I should first like to take to task the manner in which the author stacks his conclusions. I will ignore the particular definition of atheism the author utilizes, as it does not truly matter in this instance, and instead highlight the problematic nature of the assumptions he makes. This argument demonstrates not only the sophomoric approach applied, but also a failure to understand the robust discussion concerning the metaphysics of the universe that continues to this day in professional philosophy.
Today marks the Clergy Project going public. Sponsored in part by the Richard Dawkins Foundation for Reason and Science, Dan Barker and other members facilitate the group, which offers an intellectual shelter for those members of the clergy in various organized religions who are now inclined toward atheism, or at least seek to cut their ties with religion in some sense. Some have already left the ministry, but many are trapped; with families to support, bills to pay, and no marketable skills or means to gain them, the ministry has proven incredibly difficult to abandon for those who are so inclined. Many, too, risk losing their families, friends, homes, and their only stable source of income.

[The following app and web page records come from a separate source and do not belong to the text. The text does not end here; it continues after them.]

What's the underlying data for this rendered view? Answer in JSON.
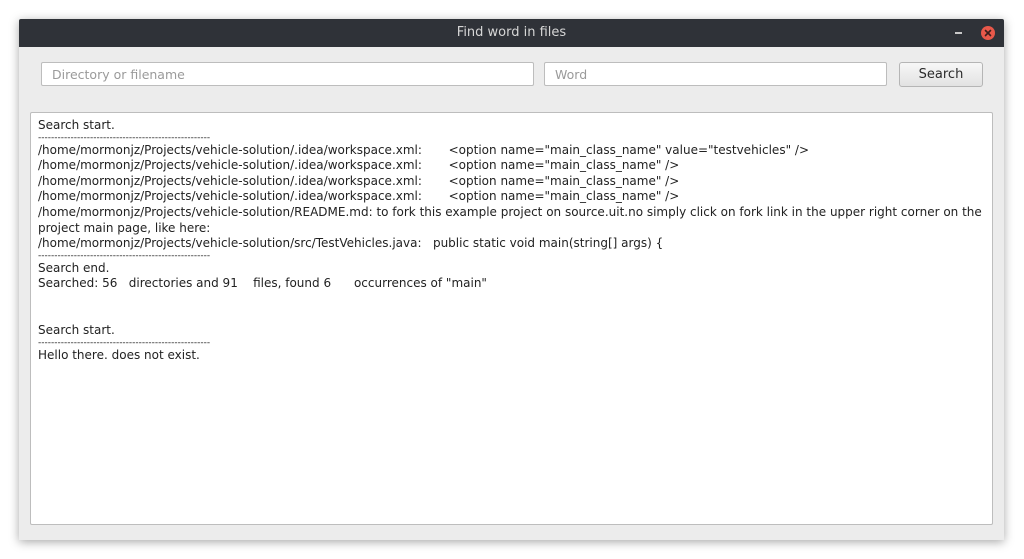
{
  "window": {
    "title": "Find word in files"
  },
  "toolbar": {
    "directory_placeholder": "Directory or filename",
    "directory_value": "",
    "word_placeholder": "Word",
    "word_value": "",
    "search_label": "Search"
  },
  "results": {
    "lines": [
      "Search start.",
      "-----------------------------------------------------",
      "/home/mormonjz/Projects/vehicle-solution/.idea/workspace.xml:       <option name=\"main_class_name\" value=\"testvehicles\" />",
      "/home/mormonjz/Projects/vehicle-solution/.idea/workspace.xml:       <option name=\"main_class_name\" />",
      "/home/mormonjz/Projects/vehicle-solution/.idea/workspace.xml:       <option name=\"main_class_name\" />",
      "/home/mormonjz/Projects/vehicle-solution/.idea/workspace.xml:       <option name=\"main_class_name\" />",
      "/home/mormonjz/Projects/vehicle-solution/README.md: to fork this example project on source.uit.no simply click on fork link in the upper right corner on the project main page, like here:",
      "/home/mormonjz/Projects/vehicle-solution/src/TestVehicles.java:   public static void main(string[] args) {",
      "-----------------------------------------------------",
      "Search end.",
      "Searched: 56   directories and 91    files, found 6      occurrences of \"main\"",
      "",
      "",
      "Search start.",
      "-----------------------------------------------------",
      "Hello there. does not exist."
    ]
  }
}
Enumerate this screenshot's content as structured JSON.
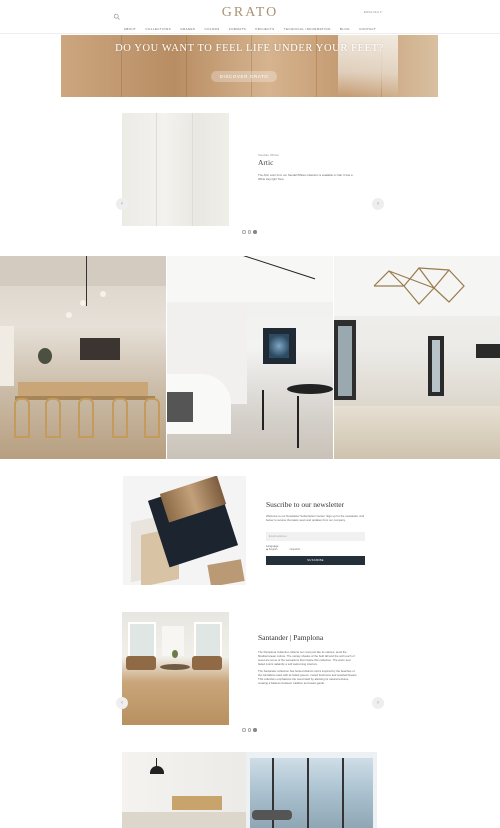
{
  "header": {
    "logo": "GRATO",
    "language": "ENGLISH",
    "nav": [
      "ABOUT",
      "COLLECTIONS",
      "GRADES",
      "COLORS",
      "FORMATS",
      "PROJECTS",
      "TECHNICAL INFORMATION",
      "BLOG",
      "CONTACT"
    ]
  },
  "hero": {
    "headline": "DO YOU WANT TO FEEL LIFE UNDER YOUR FEET?",
    "cta_label": "DISCOVER GRATO"
  },
  "product": {
    "series": "Sandalo Whites",
    "name": "Artic",
    "description": "The Artic color from our Sandal Whites collection is available in Oak. It has a White Hey light Tone.",
    "carousel_active_index": 2
  },
  "newsletter": {
    "title": "Suscribe to our newsletter",
    "description": "Welcome to our Newsletter Subscription Center. Sign up for the newsletter. And below to receive the latest news and updates from our company.",
    "email_placeholder": "Email address",
    "language_label": "Language",
    "options": [
      "English",
      "Español"
    ],
    "button_label": "SUSCRIBE"
  },
  "collection": {
    "title": "Santander | Pamplona",
    "paragraphs": [
      "The Pamplona Collection reflects our roots just like its nations, amid the Mediterranean culture. The variety shades of the built fall and the soft touch of wood are some of the sensations that inspire this collection. The warm and faded colors radiantly a soft welcoming interiors.",
      "The Santander collection has hosted distinct colors inspired by the beaches of the Cantabria coast with its faded greens, muted freshness and seashell linears. This collection emphasizes the wood itself by allowing its natural textures, creating a balance between tradition and avant-garde."
    ],
    "carousel_active_index": 2
  },
  "icons": {
    "search": "search-icon",
    "prev": "chevron-left-icon",
    "next": "chevron-right-icon"
  }
}
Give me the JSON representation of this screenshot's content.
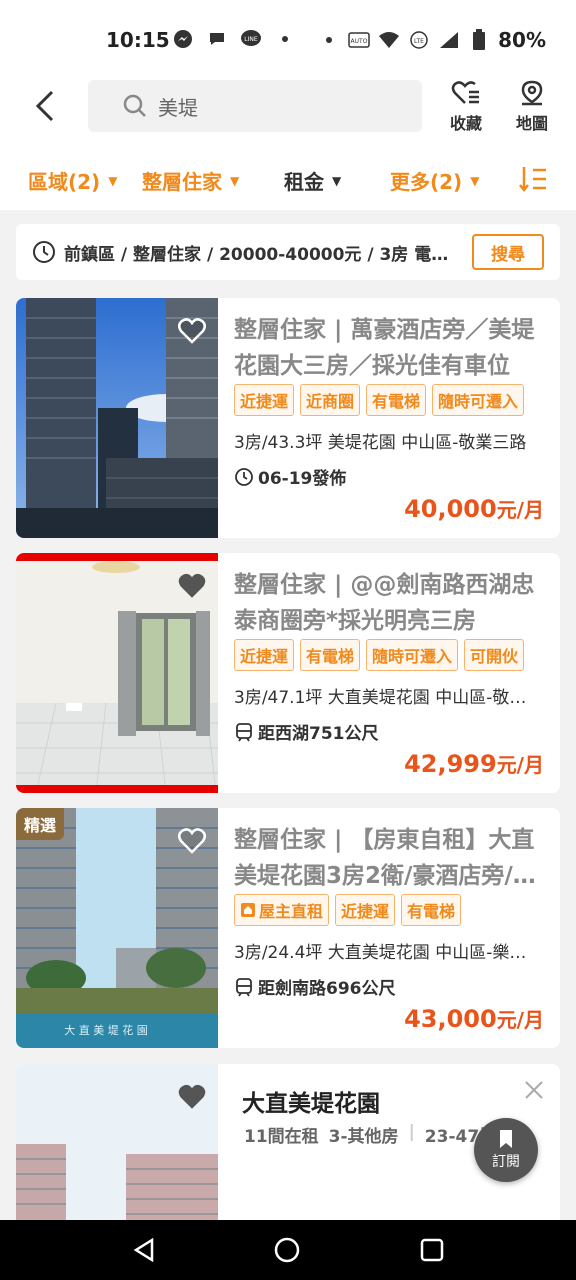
{
  "status": {
    "time": "10:15",
    "battery": "80%"
  },
  "header": {
    "search_text": "美堤",
    "favorites_label": "收藏",
    "map_label": "地圖"
  },
  "filters": [
    {
      "label": "區域(2)",
      "active": true
    },
    {
      "label": "整層住家",
      "active": true
    },
    {
      "label": "租金",
      "active": false
    },
    {
      "label": "更多(2)",
      "active": true
    }
  ],
  "saved_search": {
    "text": "前鎮區 / 整層住家 / 20000-40000元 / 3房 電…",
    "button": "搜尋"
  },
  "listings": [
    {
      "title": "整層住家 | 萬豪酒店旁／美堤花園大三房／採光佳有車位",
      "tags": [
        "近捷運",
        "近商圈",
        "有電梯",
        "隨時可遷入"
      ],
      "meta": "3房/43.3坪  美堤花園 中山區-敬業三路",
      "sub": "06-19發佈",
      "sub_icon": "clock-icon",
      "price": "40,000",
      "unit": "元/月"
    },
    {
      "title": "整層住家 | @@劍南路西湖忠泰商圈旁*採光明亮三房",
      "tags": [
        "近捷運",
        "有電梯",
        "隨時可遷入",
        "可開伙"
      ],
      "meta": "3房/47.1坪  大直美堤花園 中山區-敬…",
      "sub": "距西湖751公尺",
      "sub_icon": "metro-icon",
      "price": "42,999",
      "unit": "元/月"
    },
    {
      "badge": "精選",
      "title": "整層住家 | 【房東自租】大直美堤花園3房2衛/豪酒店旁/…",
      "tags": [
        "屋主直租",
        "近捷運",
        "有電梯"
      ],
      "meta": "3房/24.4坪  大直美堤花園 中山區-樂…",
      "sub": "距劍南路696公尺",
      "sub_icon": "metro-icon",
      "price": "43,000",
      "unit": "元/月"
    }
  ],
  "community": {
    "name": "大直美堤花園",
    "count": "11間在租",
    "type": "3-其他房",
    "size": "23-47坪",
    "subscribe_label": "訂閱"
  },
  "colors": {
    "accent": "#f08a1c",
    "price": "#e8541a"
  }
}
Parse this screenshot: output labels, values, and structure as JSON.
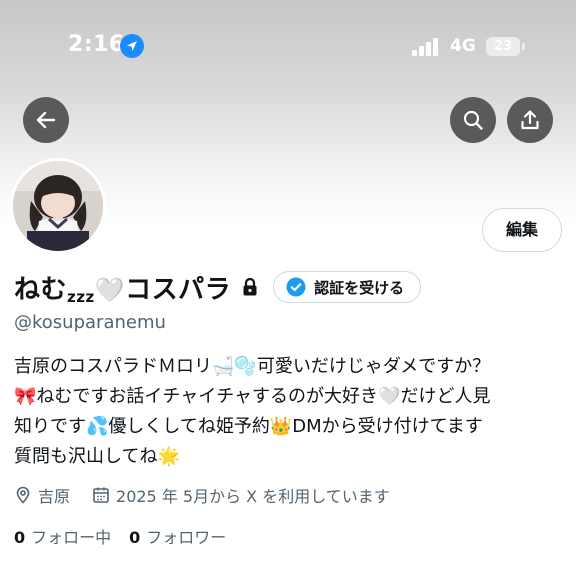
{
  "status_bar": {
    "time": "2:16",
    "network": "4G",
    "battery": "23"
  },
  "toolbar": {
    "back_icon": "arrow-left-icon",
    "search_icon": "search-icon",
    "share_icon": "share-icon"
  },
  "profile": {
    "edit_label": "編集",
    "display_name": "ねむ",
    "zzz": "zzz",
    "display_name_rest": "コスパラ",
    "verify_label": "認証を受ける",
    "handle": "@kosuparanemu",
    "bio_lines": [
      "吉原のコスパラドＭロリ🛁🫧可愛いだけじゃダメですか？",
      "🎀ねむですお話イチャイチャするのが大好き🤍だけど人見",
      "知りです💦優しくしてね姫予約👑DMから受け付けてます",
      "質問も沢山してね🌟"
    ],
    "location": "吉原",
    "joined": "2025 年 5月から X を利用しています",
    "following_count": "0",
    "following_label": "フォロー中",
    "followers_count": "0",
    "followers_label": "フォロワー"
  },
  "colors": {
    "accent": "#1d9bf0",
    "text": "#0f1419",
    "secondary_text": "#536471",
    "border": "#cfd9de",
    "overlay_button": "#5a5a5a"
  }
}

The Clergy Project seeks to make public the difficulties these individuals face, and to open up what began as a private, invitation-only support group to a wider audience in the hope of reaching those who may have thought they were alone in their intellectual growth. I have the great fortune of knowing an active member in the Clergy Project, and we had discussed the Project prior to it opening up to the public (though there have been several small news reports surrounding it in the past). We spoke one evening about the problem many Clergy Project members face with respect to personal integrity. Many must hide their true beliefs from their families or risk alientating themselves from their loved ones, and must often preach or counsel based on beliefs they no longer hold. This becomes especially poignant when no end is in sight, and no like-minded individuals are available for support. How can you respect yourself if you profess to believe that which you do not believe, and must live in accordance with principles you no longer adhere to? In this way the Clergy Project offers a glimmer of hope for the spiritually marooned. This is no guerilla war against evangelical Christianity – it is a Humanist project to the core if ever there was one. The Clergy Project is not so much about faith as it is about humanity, not so much about religion as it is about people.
I encourage all those who are interested to visit the website, read some of the testimonials, and, most of all, spread the word. While the project may reinforce the beliefs of the non-religious, it does all the more for those behind the pulpit or in the pew who have neither the means nor the momentum to leave.*EDITOR’S NOTE: Daniel Dennett is not a sponsor of the site, but was involved in the initial study that resulted in the formation of the group.*